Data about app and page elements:
· · · · · · ·

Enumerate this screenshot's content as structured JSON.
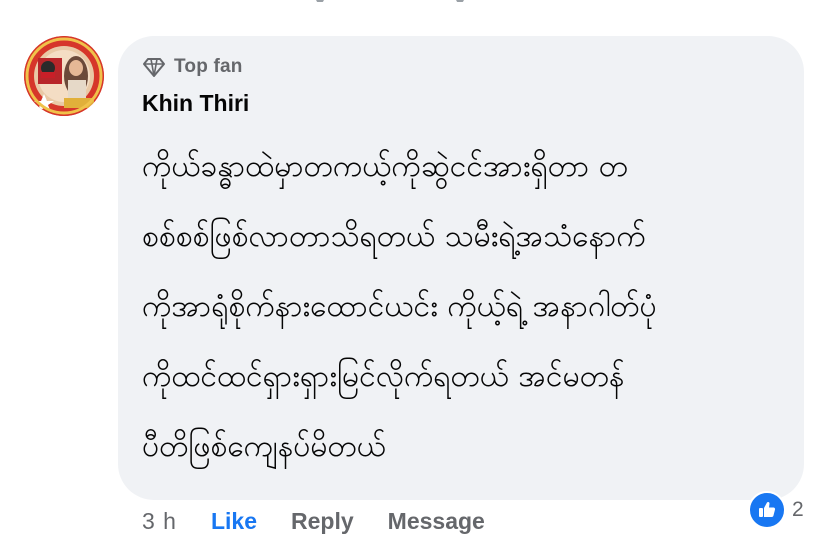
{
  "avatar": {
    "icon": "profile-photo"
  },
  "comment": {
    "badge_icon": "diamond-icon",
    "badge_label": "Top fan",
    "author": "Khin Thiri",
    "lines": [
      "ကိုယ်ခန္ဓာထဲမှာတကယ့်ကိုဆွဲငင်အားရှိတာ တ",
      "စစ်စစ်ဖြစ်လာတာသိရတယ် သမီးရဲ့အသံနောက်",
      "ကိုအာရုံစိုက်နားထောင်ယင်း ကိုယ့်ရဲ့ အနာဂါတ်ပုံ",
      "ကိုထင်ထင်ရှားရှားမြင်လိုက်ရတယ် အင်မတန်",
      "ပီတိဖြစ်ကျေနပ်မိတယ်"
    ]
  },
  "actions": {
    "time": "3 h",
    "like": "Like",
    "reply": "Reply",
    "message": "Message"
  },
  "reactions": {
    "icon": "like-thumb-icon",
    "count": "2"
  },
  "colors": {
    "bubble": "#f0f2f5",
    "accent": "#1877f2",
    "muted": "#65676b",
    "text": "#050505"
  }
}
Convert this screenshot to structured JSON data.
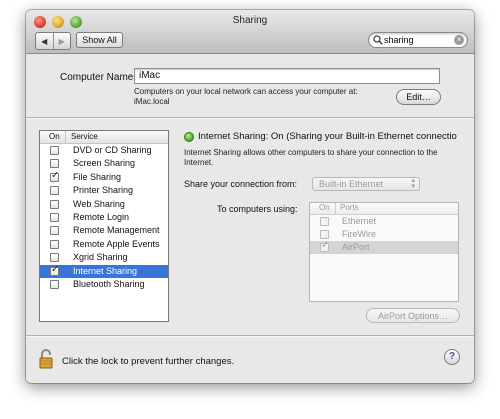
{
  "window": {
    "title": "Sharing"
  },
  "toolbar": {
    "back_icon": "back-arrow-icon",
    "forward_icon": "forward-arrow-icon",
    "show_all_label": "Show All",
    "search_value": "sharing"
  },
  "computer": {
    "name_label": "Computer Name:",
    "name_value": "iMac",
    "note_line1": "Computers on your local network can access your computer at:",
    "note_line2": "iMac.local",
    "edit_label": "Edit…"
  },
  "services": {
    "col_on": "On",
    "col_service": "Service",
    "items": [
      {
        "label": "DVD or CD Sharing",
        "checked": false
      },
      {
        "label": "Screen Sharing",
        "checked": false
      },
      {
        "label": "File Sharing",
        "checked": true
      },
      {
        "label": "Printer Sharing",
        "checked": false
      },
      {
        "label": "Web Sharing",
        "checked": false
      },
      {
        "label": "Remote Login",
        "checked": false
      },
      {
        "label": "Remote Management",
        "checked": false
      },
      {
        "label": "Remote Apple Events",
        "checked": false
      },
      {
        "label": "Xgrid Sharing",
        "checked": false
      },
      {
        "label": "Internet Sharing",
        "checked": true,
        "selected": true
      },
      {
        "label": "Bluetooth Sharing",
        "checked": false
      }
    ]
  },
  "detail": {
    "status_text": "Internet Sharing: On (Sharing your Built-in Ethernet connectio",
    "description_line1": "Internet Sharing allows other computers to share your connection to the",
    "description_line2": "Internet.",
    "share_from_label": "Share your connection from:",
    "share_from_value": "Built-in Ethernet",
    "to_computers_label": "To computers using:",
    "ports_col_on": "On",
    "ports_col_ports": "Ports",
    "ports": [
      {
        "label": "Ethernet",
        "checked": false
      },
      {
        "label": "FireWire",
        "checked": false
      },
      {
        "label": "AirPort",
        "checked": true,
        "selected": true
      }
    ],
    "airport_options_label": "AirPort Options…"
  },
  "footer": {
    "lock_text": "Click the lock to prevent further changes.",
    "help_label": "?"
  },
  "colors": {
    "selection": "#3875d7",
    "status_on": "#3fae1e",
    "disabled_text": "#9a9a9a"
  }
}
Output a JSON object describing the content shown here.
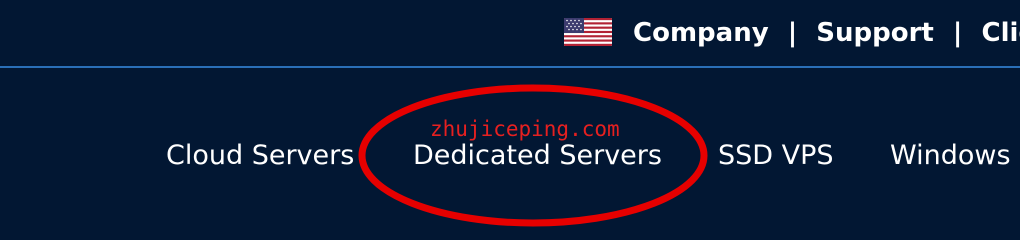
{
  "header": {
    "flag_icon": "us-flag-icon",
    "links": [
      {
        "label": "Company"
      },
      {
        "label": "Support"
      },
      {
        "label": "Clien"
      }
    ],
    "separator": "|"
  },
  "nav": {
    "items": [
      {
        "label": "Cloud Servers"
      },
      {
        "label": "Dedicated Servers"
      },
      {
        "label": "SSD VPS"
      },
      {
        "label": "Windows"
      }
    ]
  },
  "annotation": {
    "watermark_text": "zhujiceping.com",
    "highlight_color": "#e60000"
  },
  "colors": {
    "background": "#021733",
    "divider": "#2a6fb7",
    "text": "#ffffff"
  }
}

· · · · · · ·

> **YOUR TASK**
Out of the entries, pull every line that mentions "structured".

> **YOUR SOLUTION**
Enumerate this screenshot's content as structured JSON.
Convert this screenshot to structured JSON data.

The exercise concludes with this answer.